A new poll of 2,005 parents of school-aged children (5-17 years-old) finds kids are more open to trying new things in general than their parents were as kids. The study, conducted by OnePoll in conjunction with Sabra, aimed to discover how kids and parents approach healthy eating. Researchers reveal 85 percent of parents want to provide better snack options for their children than they had as kids.
The push for parents to offer healthy snacks may stem from the simple fact that 76 percent of adults feel they snacked on way too much junk food as kids. The good news is three in four parents have found success as grown-ups; saying their kids have a much healthier diet than they did.
Parents are also fulfilling their kids’ dining desires by choosing snacks they already know their kids will like. Unfortunately, two in five respondents say they simply don’t have the time to provide healthy snacks for their kids.
No time to eat healthily?
Sixty-three percent of adults go on to say they wish providing healthy snacks was less time-consuming. Another 57 percent still struggle to find snacks that are “better for them” and that kids would want to eat. Nearly half the poll (45%) admit to avoiding giving their children healthy snacks over fears their kids won’t enjoy them.
“While kids can still be selective, they are really open to trying new things so long as the choices offered taste great,” says Jason Levine, CMO for Sabra, in a statement.
While kids are now more open-minded when it comes to trying new food, sometimes they still need a little coaxing. Seven in 10 parents say they will get their kids to try a new snack if they “dare” them.
Sixty-three percent say their kids really enjoy eating plant-based foods. Sixty-two percent of parents add their kids actually like vegetables that they themselves still despise to this day. This list includes spinach (20%,) green beans (19%), apples (19%), and tomatoes (18%).
Is meat on the way out of our collective diet?
So what is motivating kids to opt for better foods and snacks, aside from parents daring them? Over a third (34%) say their children are genuinely curious about plant-based foods. Another 74 percent say their kids want to eat more plant-based because it’s better for the planet. Over a quarter (27%) add their kids have embraced vegetarianism and another 23 percent are raising flexitarian children — who prioritize plant-based foods.

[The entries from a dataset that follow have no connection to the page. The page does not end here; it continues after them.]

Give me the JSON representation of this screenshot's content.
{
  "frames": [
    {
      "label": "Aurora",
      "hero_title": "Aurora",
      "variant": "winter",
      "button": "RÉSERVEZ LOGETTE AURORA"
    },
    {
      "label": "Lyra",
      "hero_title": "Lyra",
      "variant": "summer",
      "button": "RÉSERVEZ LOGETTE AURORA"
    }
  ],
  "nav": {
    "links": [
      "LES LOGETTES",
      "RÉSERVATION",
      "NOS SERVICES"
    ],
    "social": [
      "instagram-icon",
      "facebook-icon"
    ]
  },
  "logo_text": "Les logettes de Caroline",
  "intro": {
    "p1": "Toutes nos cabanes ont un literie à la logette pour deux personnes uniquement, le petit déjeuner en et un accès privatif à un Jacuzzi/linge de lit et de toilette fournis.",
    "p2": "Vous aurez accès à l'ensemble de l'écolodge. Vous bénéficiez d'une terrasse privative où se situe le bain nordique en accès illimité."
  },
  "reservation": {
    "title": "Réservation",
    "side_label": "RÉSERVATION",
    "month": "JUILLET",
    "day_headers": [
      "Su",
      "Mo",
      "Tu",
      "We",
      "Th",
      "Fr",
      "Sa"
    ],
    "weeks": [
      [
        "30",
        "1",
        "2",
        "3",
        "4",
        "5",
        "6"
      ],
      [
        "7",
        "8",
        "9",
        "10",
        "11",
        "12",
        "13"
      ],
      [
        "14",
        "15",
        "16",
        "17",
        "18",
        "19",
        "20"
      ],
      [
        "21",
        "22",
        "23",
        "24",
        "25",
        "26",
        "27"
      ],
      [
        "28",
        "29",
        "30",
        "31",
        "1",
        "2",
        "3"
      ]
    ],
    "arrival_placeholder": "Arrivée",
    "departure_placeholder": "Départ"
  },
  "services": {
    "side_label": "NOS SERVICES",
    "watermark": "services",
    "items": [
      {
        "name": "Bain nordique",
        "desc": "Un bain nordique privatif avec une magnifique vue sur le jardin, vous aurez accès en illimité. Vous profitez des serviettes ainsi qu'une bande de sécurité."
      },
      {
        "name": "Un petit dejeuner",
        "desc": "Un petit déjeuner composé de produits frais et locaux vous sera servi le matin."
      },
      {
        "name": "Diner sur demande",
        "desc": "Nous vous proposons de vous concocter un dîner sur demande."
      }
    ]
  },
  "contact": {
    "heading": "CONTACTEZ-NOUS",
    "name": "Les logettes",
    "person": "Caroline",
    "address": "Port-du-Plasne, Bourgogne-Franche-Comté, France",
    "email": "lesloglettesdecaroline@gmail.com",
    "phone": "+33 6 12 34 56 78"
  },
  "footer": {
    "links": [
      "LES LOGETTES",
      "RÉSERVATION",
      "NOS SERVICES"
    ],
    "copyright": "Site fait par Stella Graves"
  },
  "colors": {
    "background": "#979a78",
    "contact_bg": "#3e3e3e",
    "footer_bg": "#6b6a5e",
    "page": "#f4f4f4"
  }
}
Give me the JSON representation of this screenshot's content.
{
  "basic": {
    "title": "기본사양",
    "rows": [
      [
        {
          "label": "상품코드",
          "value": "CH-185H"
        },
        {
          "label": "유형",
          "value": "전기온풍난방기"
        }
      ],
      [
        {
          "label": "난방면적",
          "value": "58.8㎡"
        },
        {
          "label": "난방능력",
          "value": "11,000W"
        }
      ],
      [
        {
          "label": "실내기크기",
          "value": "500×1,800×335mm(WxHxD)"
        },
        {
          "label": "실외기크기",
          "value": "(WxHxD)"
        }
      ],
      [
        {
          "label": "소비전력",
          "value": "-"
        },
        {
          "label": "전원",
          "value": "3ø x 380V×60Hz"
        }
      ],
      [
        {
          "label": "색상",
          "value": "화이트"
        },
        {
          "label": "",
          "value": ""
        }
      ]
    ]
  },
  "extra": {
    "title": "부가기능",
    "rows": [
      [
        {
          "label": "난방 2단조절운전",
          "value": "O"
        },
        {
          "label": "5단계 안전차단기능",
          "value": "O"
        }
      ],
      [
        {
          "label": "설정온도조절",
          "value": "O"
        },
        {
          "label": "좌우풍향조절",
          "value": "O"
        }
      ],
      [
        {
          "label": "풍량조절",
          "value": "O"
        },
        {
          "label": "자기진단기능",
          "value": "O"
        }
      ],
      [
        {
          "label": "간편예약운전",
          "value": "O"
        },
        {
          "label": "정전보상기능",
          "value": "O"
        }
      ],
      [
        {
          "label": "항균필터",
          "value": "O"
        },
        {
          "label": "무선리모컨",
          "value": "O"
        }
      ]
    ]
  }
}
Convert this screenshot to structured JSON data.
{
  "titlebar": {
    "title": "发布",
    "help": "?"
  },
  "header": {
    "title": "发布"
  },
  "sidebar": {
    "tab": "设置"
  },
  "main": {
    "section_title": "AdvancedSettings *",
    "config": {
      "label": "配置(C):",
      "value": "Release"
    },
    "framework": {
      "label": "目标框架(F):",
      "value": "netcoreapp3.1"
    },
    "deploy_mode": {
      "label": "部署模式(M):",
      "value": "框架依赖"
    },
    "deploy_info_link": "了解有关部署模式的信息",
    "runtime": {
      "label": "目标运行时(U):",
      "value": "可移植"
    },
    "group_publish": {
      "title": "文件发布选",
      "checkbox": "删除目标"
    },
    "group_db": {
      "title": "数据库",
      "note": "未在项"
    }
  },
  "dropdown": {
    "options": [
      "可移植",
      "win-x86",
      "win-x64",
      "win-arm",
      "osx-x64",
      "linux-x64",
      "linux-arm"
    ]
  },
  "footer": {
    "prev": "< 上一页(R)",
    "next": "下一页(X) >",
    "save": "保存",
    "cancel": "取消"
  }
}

“Busy parents have been challenged when it comes to finding great-tasting snacks they feel really proud of giving their kids,” Levine adds. “But with a little planning and smart choices, incorporating more plant-based foods into your kids’ meals can be as simple as it is delicious.”